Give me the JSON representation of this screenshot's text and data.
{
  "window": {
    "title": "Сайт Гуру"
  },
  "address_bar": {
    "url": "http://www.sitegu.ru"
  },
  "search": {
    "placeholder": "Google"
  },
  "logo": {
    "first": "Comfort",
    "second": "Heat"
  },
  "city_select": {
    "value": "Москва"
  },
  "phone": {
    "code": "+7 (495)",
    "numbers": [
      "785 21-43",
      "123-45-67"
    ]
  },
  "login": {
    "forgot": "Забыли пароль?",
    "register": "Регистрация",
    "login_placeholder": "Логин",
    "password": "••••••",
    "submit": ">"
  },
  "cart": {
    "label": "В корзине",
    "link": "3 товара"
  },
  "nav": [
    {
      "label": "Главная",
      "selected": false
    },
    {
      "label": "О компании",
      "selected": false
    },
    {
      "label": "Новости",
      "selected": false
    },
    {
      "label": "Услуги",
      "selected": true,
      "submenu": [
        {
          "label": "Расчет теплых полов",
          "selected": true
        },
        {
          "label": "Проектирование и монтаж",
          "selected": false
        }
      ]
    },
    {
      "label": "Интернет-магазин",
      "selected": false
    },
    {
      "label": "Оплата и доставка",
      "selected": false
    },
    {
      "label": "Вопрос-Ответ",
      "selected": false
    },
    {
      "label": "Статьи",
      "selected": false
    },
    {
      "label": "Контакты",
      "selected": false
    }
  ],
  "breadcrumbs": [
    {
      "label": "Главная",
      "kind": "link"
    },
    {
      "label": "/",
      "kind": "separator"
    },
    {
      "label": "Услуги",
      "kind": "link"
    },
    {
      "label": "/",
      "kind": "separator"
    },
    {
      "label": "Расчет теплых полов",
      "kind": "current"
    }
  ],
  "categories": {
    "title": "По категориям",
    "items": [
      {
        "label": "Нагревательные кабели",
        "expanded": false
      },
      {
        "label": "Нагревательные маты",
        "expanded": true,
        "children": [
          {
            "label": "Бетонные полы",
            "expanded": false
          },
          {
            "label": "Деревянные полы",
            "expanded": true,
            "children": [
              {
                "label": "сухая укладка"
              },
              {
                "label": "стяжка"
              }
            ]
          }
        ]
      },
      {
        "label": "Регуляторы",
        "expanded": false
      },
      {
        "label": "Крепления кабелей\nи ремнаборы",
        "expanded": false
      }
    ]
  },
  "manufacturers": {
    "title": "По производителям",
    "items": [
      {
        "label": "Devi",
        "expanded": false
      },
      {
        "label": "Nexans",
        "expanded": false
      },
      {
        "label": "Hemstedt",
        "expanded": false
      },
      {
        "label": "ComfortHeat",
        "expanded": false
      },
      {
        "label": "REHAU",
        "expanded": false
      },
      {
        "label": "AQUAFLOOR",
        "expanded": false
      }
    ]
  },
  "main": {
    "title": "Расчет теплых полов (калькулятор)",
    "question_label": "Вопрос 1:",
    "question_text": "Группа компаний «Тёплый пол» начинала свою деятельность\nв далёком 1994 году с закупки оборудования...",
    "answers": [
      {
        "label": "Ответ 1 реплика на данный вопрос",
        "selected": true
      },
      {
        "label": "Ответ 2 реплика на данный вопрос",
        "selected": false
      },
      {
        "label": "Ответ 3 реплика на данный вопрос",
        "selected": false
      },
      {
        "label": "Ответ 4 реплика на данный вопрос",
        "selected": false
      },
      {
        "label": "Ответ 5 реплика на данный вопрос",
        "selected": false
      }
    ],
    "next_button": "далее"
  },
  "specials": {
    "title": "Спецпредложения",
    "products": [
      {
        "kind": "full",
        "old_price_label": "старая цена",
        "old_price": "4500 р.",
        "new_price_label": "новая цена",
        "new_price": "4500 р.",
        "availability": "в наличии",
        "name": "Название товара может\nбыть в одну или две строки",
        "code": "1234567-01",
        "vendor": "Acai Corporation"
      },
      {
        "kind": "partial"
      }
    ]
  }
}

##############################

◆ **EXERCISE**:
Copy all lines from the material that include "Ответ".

◆ **YOUR SOLUTION**:
      "label": "Вопрос-Ответ",
        "label": "Ответ 1 реплика на данный вопрос",
        "label": "Ответ 2 реплика на данный вопрос",
        "label": "Ответ 3 реплика на данный вопрос",
        "label": "Ответ 4 реплика на данный вопрос",
        "label": "Ответ 5 реплика на данный вопрос",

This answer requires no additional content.